But the effects of the oil shock of the mid-1970s on the Barbados economy, and the natural swing of the pendulum after 15 years of Democratic Labour Party (DLP) power, led to the arrival of ‘Tom’ Adams and the Barbados Labour Party (BLP) to power.  In 1977, Adams took up the baton, ordering the Cox Commission to enquire into the future of Barbados’s constitution, although perhaps taking the precaution to stack it with conservative figures like Jack Dear and F.A. Hoyos.  It reported in March 1979, in the season of the Grenada Revolution, and with the influence of the precedents of Guyana and Trinidad, that for many younger people a change to republic seemed reasonable and even desirable, but older Barbadians were more fearful of the loss of the relationship to the Crown.  It concluded that at that moment, retention of the Queen of Barbados as head of state seemed prudent.

In 1998, a far more ambitious constitutional commission was ordered by Owen Arthur, the first Prime Minister to be exclusively educated at the University of the West Indies.  Its report, presided by Henry Forde, represents the most sophisticated statement of a vision of Barbadian sovereignty yet produced.  It reported, after taking testimony, that “the overwhelming preference was for a system of government in which a President would replace the Queen as the Barbadian head of state” and that “Barbadians, with few exceptions, believe that our Head of State should be a citizen of Barbadian by birth or descent, who lives in Barbados, has first allegiance to Barbados, and … is familiar with its history, customs, tradition and culture”.  What is being implemented in 2021, is only the most modest fulfilment of the vision of 1998.

Arthur’s attention to the question intensified in 2004, when he ordered his legal people to draft a republican constitution for Barbados, promising Barbadians a referendum on the head of state, and passing in 2005 an act to create the legislative frame for such consultation.  Behind this, I believe, was the global crisis that surrounded the origins of the Iraq War.  Barbados came then under significant pressure from the United States and United Kingdom to support the war.  Arthur gave a fiery speech to the House of Assembly on March 17, 2003, declaring that “We do not need any tutelage in relation to the conditions under which we should support international engagement with sovereign states… We do not support the precept nor the practice of regime change.”  After 2003, Arthur took his foot off the brake; in that same year he implemented the most momentous constitutional change since Barrow in 1974, replacing the Judicial Committee of the Privy Council with the Caribbean Court of Justice as the highest appellate court.

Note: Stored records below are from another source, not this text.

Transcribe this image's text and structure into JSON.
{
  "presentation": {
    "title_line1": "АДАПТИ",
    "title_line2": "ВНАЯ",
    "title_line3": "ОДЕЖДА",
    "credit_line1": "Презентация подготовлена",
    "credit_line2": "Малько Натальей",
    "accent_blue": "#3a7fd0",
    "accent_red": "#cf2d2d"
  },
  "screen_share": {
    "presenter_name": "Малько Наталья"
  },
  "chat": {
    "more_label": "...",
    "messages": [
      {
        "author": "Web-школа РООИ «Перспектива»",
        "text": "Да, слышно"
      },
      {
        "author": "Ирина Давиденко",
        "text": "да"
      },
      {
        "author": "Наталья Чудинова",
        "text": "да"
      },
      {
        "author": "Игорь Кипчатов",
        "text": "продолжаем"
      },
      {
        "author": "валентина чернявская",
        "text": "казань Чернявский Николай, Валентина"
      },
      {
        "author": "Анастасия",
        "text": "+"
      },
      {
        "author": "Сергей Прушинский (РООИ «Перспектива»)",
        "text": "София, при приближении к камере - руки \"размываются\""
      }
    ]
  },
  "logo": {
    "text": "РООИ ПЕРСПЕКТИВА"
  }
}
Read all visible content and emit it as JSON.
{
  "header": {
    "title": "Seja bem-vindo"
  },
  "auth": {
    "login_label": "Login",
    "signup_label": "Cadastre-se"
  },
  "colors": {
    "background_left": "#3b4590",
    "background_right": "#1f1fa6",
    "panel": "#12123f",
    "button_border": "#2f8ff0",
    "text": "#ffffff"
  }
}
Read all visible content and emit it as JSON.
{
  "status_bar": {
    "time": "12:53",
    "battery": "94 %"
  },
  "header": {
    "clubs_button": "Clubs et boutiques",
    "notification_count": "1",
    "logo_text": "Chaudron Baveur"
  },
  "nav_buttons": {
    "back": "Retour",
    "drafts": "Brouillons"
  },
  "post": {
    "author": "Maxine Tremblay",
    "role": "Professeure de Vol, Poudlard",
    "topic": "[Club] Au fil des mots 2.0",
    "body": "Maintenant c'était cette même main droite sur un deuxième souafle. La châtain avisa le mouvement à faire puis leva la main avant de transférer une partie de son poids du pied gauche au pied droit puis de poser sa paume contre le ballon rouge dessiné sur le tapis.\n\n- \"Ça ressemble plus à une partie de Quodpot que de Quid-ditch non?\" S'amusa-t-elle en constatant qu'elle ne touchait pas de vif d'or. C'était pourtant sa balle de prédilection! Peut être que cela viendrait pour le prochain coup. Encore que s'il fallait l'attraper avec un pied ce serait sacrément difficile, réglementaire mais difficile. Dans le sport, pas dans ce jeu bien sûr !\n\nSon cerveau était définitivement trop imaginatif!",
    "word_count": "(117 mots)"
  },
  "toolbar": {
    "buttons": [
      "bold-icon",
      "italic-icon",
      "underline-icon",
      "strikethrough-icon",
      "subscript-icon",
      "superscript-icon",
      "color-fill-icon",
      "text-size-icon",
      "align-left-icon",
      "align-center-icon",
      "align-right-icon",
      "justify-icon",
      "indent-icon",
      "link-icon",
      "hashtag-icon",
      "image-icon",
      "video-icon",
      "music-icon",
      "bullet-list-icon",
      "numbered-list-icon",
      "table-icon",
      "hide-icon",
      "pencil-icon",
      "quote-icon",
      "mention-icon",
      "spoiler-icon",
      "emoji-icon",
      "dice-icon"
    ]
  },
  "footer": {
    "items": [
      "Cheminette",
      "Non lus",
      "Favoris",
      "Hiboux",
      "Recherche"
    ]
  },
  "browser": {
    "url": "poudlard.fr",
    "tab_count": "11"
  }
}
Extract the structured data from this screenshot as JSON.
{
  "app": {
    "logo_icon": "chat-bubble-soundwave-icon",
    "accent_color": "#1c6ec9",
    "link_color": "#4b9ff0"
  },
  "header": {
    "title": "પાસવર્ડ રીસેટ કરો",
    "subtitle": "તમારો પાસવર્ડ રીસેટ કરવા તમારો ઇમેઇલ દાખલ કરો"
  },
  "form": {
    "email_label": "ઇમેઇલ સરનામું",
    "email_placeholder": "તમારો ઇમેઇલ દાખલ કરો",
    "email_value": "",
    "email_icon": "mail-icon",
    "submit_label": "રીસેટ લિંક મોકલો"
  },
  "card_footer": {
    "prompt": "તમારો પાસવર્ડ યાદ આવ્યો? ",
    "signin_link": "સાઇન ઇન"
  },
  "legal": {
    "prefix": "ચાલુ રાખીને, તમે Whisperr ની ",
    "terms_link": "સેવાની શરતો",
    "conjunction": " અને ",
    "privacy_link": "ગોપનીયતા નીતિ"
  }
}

It remains a puzzle why between 2005 and Mottley’s coming to power in 2018, no action was taken.  Change to a republic after all had bipartisan support, with Prime Minister Freundel Stuart at the 50th anniversary of independence in 2016 promising its realization.  One cause might be Arthur’s proposition of the hurdle of a referendum; after the Jamaica referendum which destroyed the West Indies Federation, and Brexit, governments may have been wary.  But I suspect it was more that so little was at stake in the change, given the extraordinary powers already enjoyed by Prime Ministers of Barbados, which extended to the appointment of the majority of the Upper House and of the judiciary.

Mottley however is of what I have called the independence generation, those children of midnight, formed in the optimistic opening of the 1960s, and by the ‘secondary decolonisation’ of the 1970s. Her political apprenticeship was beside Owen Arthur, in his most ambitious period. She moreover has a fine sense of symbolism and political theatre.  The path forward seemed obvious.  It is striking that the change takes the very modest shape of giving the current Governor-General, the new title of President.  There has been no consultation of the people yet on the shape a new republican order might take.

Richard Drayton, born in Guyana and also a citizen of Barbados, is a historian at King’s College London